EV use is skyrocketing in China. That’s terrible news.
As a foundation whose primary goal is ending our oil addiction both in the United States and internationally, you might think we’d be celebrating a rise in electric vehicle (EV) usage in the most populous country on Earth.
And in some ways, we are. More EVs means fewer gas-guzzlers, and subsequently less money going to terrorist groups and oppressive regimes around the world.
But because China generates a whopping 72 percent of its electricity from coal, it’s not quite time to break out the party hats. Why? Because greenhouse gas (GHG) reductions from EVs powered by coal generated electricity are quite modest and actually worsen air pollution by 2 to 5 times. You think air quality in China is bad now?
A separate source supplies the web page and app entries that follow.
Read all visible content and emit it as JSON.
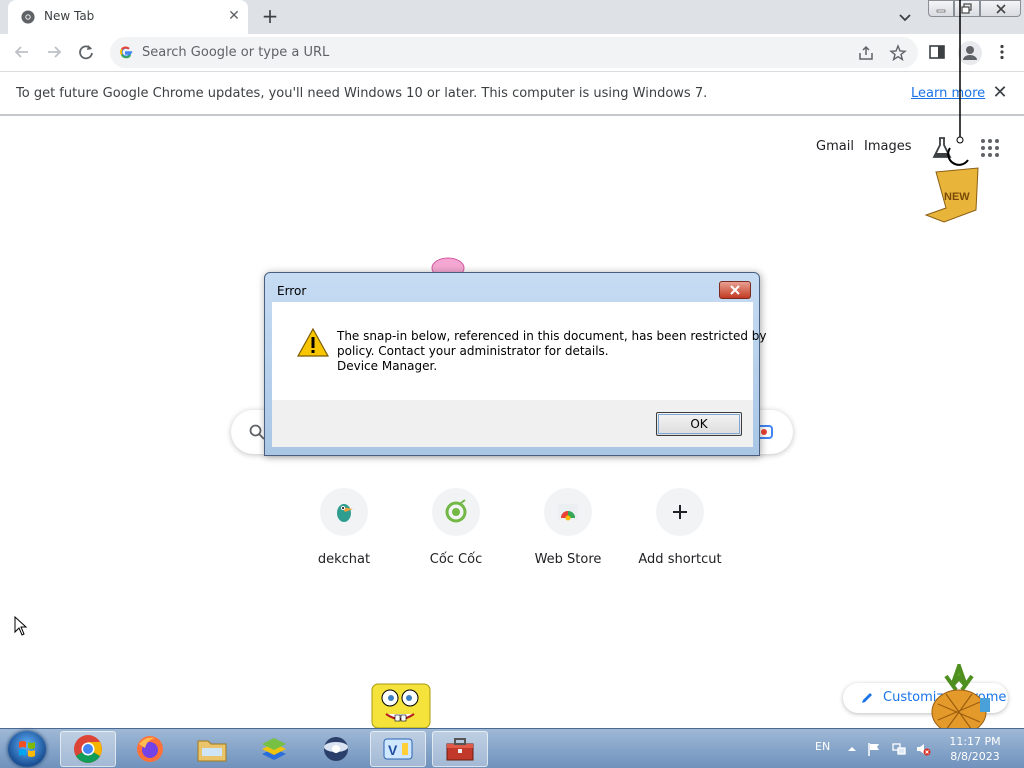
{
  "browser": {
    "tab_title": "New Tab",
    "omnibox_placeholder": "Search Google or type a URL"
  },
  "infobar": {
    "message": "To get future Google Chrome updates, you'll need Windows 10 or later. This computer is using Windows 7.",
    "link_text": "Learn more"
  },
  "ntp": {
    "header_links": [
      "Gmail",
      "Images"
    ],
    "shortcuts": [
      {
        "label": "dekchat",
        "icon": "dekchat-icon"
      },
      {
        "label": "Cốc Cốc",
        "icon": "coccoc-icon"
      },
      {
        "label": "Web Store",
        "icon": "webstore-icon"
      },
      {
        "label": "Add shortcut",
        "icon": "plus-icon"
      }
    ],
    "customize_label": "Customize Chrome"
  },
  "dialog": {
    "title": "Error",
    "message_line1": "The snap-in below, referenced in this document, has been restricted by",
    "message_line2": "policy. Contact your administrator for details.",
    "message_line3": "Device Manager.",
    "ok_label": "OK"
  },
  "taskbar": {
    "apps": [
      "chrome",
      "firefox",
      "file-explorer",
      "bluestacks",
      "network-app",
      "unikey",
      "control-panel"
    ],
    "language": "EN",
    "time": "11:17 PM",
    "date": "8/8/2023"
  },
  "colors": {
    "accent": "#1a73e8",
    "tabstrip": "#dee1e6",
    "taskbar": "#7a9bc4"
  }
}
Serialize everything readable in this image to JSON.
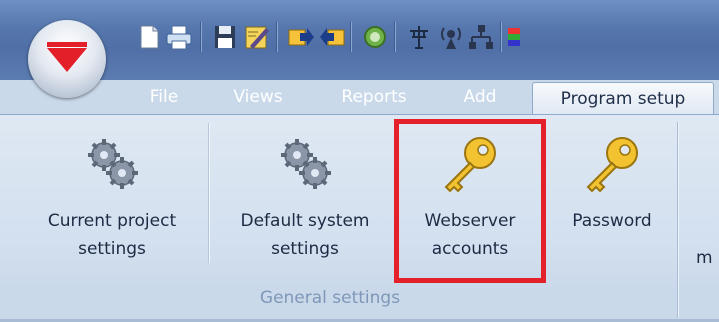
{
  "window": {
    "title": ""
  },
  "quick_access": {
    "icons": [
      "new-document-icon",
      "print-icon",
      "save-icon",
      "edit-icon",
      "export-icon",
      "import-icon",
      "refresh-gear-icon",
      "antenna-icon",
      "wireless-icon",
      "network-icon",
      "color-palette-icon"
    ]
  },
  "tabs": [
    {
      "label": "File"
    },
    {
      "label": "Views"
    },
    {
      "label": "Reports"
    },
    {
      "label": "Add"
    },
    {
      "label": "Program setup"
    }
  ],
  "ribbon": {
    "buttons": [
      {
        "label_line1": "Current project",
        "label_line2": "settings",
        "icon": "gears-icon"
      },
      {
        "label_line1": "Default system",
        "label_line2": "settings",
        "icon": "gears-icon"
      },
      {
        "label_line1": "Webserver",
        "label_line2": "accounts",
        "icon": "key-icon"
      },
      {
        "label_line1": "Password",
        "label_line2": "",
        "icon": "key-icon"
      }
    ],
    "partial_label": "m",
    "group_label": "General settings"
  },
  "colors": {
    "highlight": "#e4202a",
    "brand_red": "#e3202a",
    "tab_bar": "#5677ad"
  }
}
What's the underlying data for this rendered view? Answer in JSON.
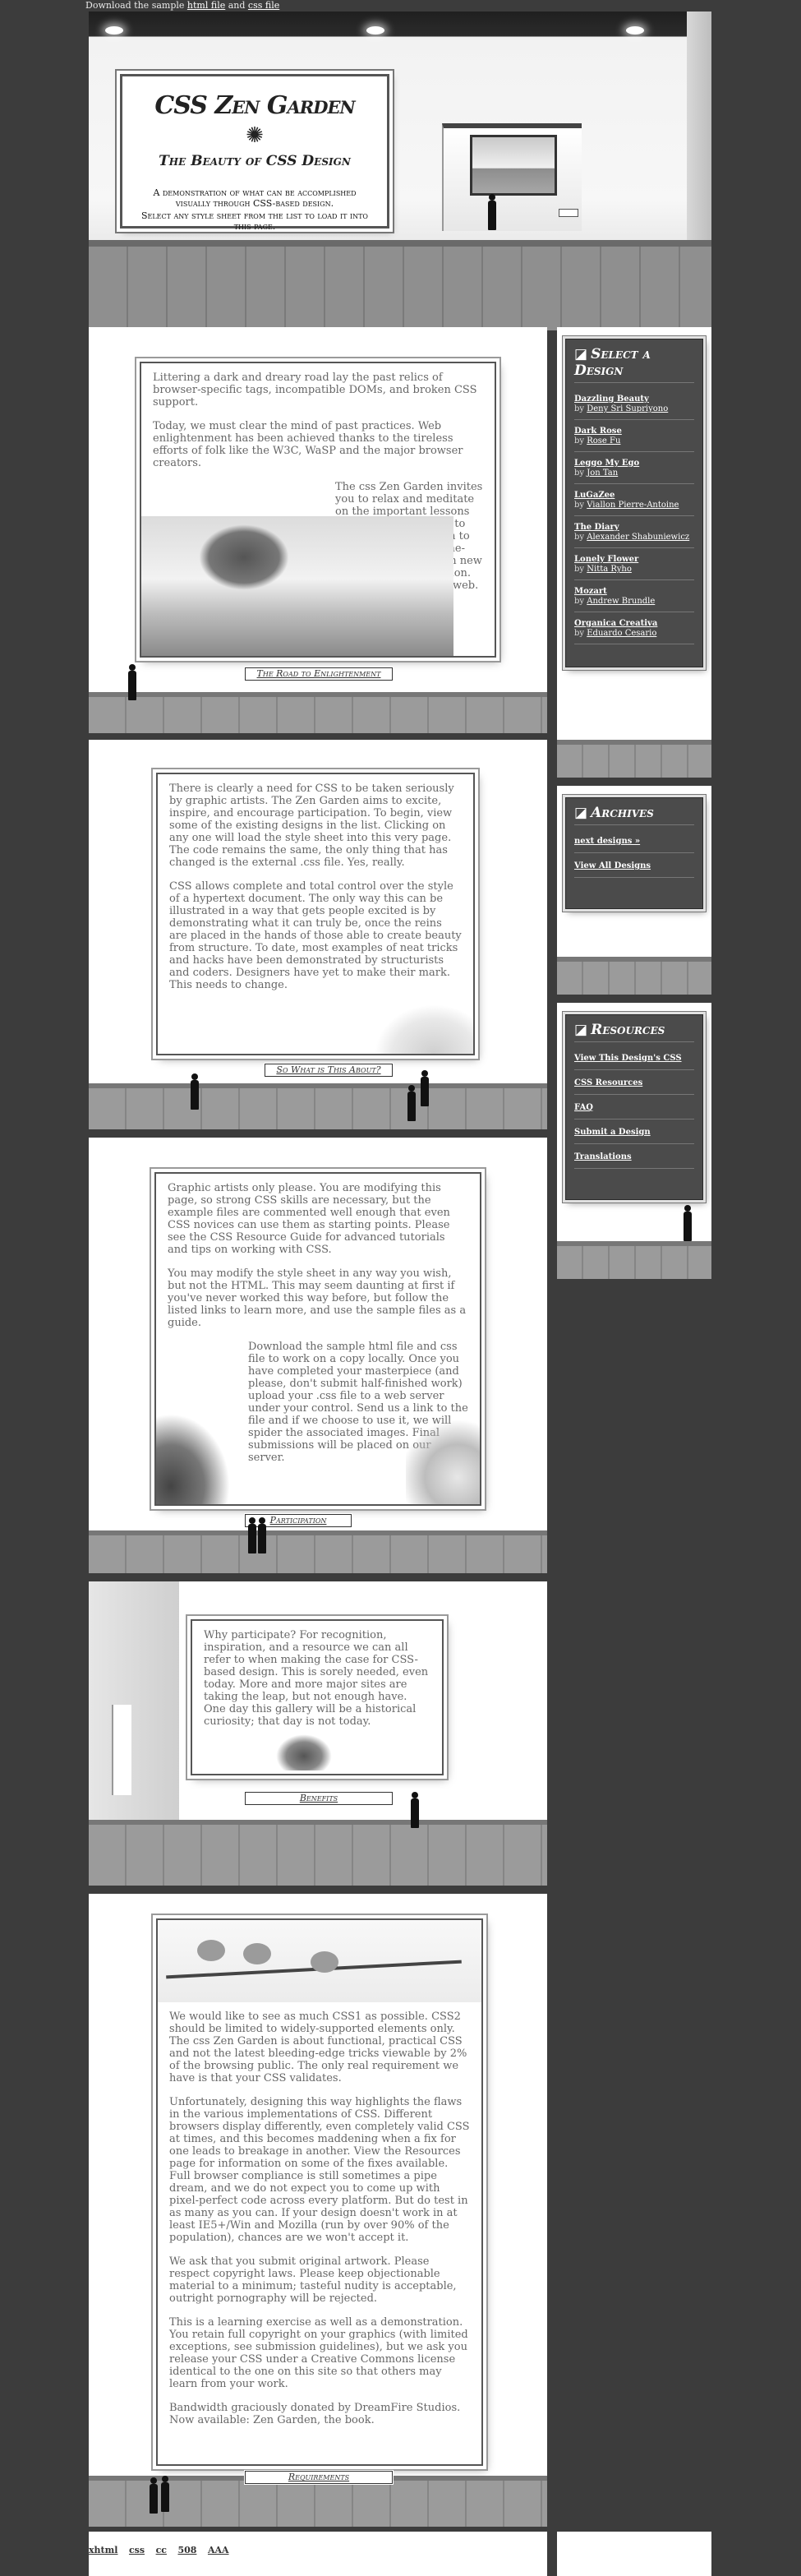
{
  "top_links": {
    "prefix": "Download the sample",
    "html_file": "html file",
    "and": "and",
    "css_file": "css file"
  },
  "header": {
    "title": "CSS Zen Garden",
    "subtitle": "The Beauty of CSS Design",
    "summary": "A demonstration of what can be accomplished visually through CSS-based design.",
    "preamble": "Select any style sheet from the list to load it into this page."
  },
  "sections": {
    "road": {
      "plaque": "The Road to Enlightenment",
      "p1": "Littering a dark and dreary road lay the past relics of browser-specific tags, incompatible DOMs, and broken CSS support.",
      "p2": "Today, we must clear the mind of past practices. Web enlightenment has been achieved thanks to the tireless efforts of folk like the W3C, WaSP and the major browser creators.",
      "p3": "The css Zen Garden invites you to relax and meditate on the important lessons of the masters. Begin to see with clarity. Learn to use the (yet to be) time-honored techniques in new and invigorating fashion. Become one with the web."
    },
    "about": {
      "plaque": "So What is This About?",
      "p1": "There is clearly a need for CSS to be taken seriously by graphic artists. The Zen Garden aims to excite, inspire, and encourage participation. To begin, view some of the existing designs in the list. Clicking on any one will load the style sheet into this very page. The code remains the same, the only thing that has changed is the external .css file. Yes, really.",
      "p2": "CSS allows complete and total control over the style of a hypertext document. The only way this can be illustrated in a way that gets people excited is by demonstrating what it can truly be, once the reins are placed in the hands of those able to create beauty from structure. To date, most examples of neat tricks and hacks have been demonstrated by structurists and coders. Designers have yet to make their mark. This needs to change."
    },
    "participation": {
      "plaque": "Participation",
      "p1": "Graphic artists only please. You are modifying this page, so strong CSS skills are necessary, but the example files are commented well enough that even CSS novices can use them as starting points. Please see the CSS Resource Guide for advanced tutorials and tips on working with CSS.",
      "p2": "You may modify the style sheet in any way you wish, but not the HTML. This may seem daunting at first if you've never worked this way before, but follow the listed links to learn more, and use the sample files as a guide.",
      "p3": "Download the sample html file and css file to work on a copy locally. Once you have completed your masterpiece (and please, don't submit half-finished work) upload your .css file to a web server under your control. Send us a link to the file and if we choose to use it, we will spider the associated images. Final submissions will be placed on our server."
    },
    "benefits": {
      "plaque": "Benefits",
      "p1": "Why participate? For recognition, inspiration, and a resource we can all refer to when making the case for CSS-based design. This is sorely needed, even today. More and more major sites are taking the leap, but not enough have. One day this gallery will be a historical curiosity; that day is not today."
    },
    "requirements": {
      "plaque": "Requirements",
      "p1": "We would like to see as much CSS1 as possible. CSS2 should be limited to widely-supported elements only. The css Zen Garden is about functional, practical CSS and not the latest bleeding-edge tricks viewable by 2% of the browsing public. The only real requirement we have is that your CSS validates.",
      "p2": "Unfortunately, designing this way highlights the flaws in the various implementations of CSS. Different browsers display differently, even completely valid CSS at times, and this becomes maddening when a fix for one leads to breakage in another. View the Resources page for information on some of the fixes available. Full browser compliance is still sometimes a pipe dream, and we do not expect you to come up with pixel-perfect code across every platform. But do test in as many as you can. If your design doesn't work in at least IE5+/Win and Mozilla (run by over 90% of the population), chances are we won't accept it.",
      "p3": "We ask that you submit original artwork. Please respect copyright laws. Please keep objectionable material to a minimum; tasteful nudity is acceptable, outright pornography will be rejected.",
      "p4": "This is a learning exercise as well as a demonstration. You retain full copyright on your graphics (with limited exceptions, see submission guidelines), but we ask you release your CSS under a Creative Commons license identical to the one on this site so that others may learn from your work.",
      "p5": "Bandwidth graciously donated by DreamFire Studios. Now available: Zen Garden, the book."
    }
  },
  "sidebar": {
    "select": {
      "heading": "Select a Design",
      "designs": [
        {
          "name": "Dazzling Beauty",
          "by": "by",
          "designer": "Deny Sri Supriyono"
        },
        {
          "name": "Dark Rose",
          "by": "by",
          "designer": "Rose Fu"
        },
        {
          "name": "Leggo My Ego",
          "by": "by",
          "designer": "Jon Tan"
        },
        {
          "name": "LuGaZee",
          "by": "by",
          "designer": "Viallon Pierre-Antoine"
        },
        {
          "name": "The Diary",
          "by": "by",
          "designer": "Alexander Shabuniewicz"
        },
        {
          "name": "Lonely Flower",
          "by": "by",
          "designer": "Nitta Ryho"
        },
        {
          "name": "Mozart",
          "by": "by",
          "designer": "Andrew Brundle"
        },
        {
          "name": "Organica Creativa",
          "by": "by",
          "designer": "Eduardo Cesario"
        }
      ]
    },
    "archives": {
      "heading": "Archives",
      "links": [
        "next designs »",
        "View All Designs"
      ]
    },
    "resources": {
      "heading": "Resources",
      "links": [
        "View This Design's CSS",
        "CSS Resources",
        "FAQ",
        "Submit a Design",
        "Translations"
      ]
    }
  },
  "footer": {
    "links": [
      "xhtml",
      "css",
      "cc",
      "508",
      "AAA"
    ]
  }
}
Just wait and see what it’s like if EV proliferation continues at this rate and China doesn’t clean up its electrical grid.
Air pollution already leads to 1.6 million deaths every year in China. It also has been linked to a variety of illnesses and health problems in children such as asthma, and a decline in cognitive/neurobehavior— which I discussed more in depth in my piece on air pollution’s effect on the brain.
China continues to transition away from an oil-fueled transportation sector and toward alternatives, but it should be working furiously to generate electricity from cleaner sources. In tandem with that strategy, the country should also be focusing on other alternative fuels like ethanol, methanol, natural gas, and hydrogen. Fuels that can displace oil and also offer significant reductions in emissions — both toxic criteria pollutants and GHGs.
- Air pollution is going to kill an awful lot of us if we don’t act
- Ethanol could cut EU emissions, study says
- Meet the 4 countries trying to ban gasoline cars
- E85 can help California cut emissions now
China is leading the world in building renewable energy generation and implementing grid-scale battery storage to smooth it variations in power supply from wind and solar.
Yes, they have a long way to go, but at least they have started.
At the rate they are going they will be able to power the EVs and clean up the grid.
I can’t for the life of me understand why intelligent people can’t see that the majority of the plumes in the picture are actually water vapor coming from the cooling towers. I see maybe 2 small stacks emitting smoke. Makes reporters look rather stupid.
Is there some C02 in that vapor?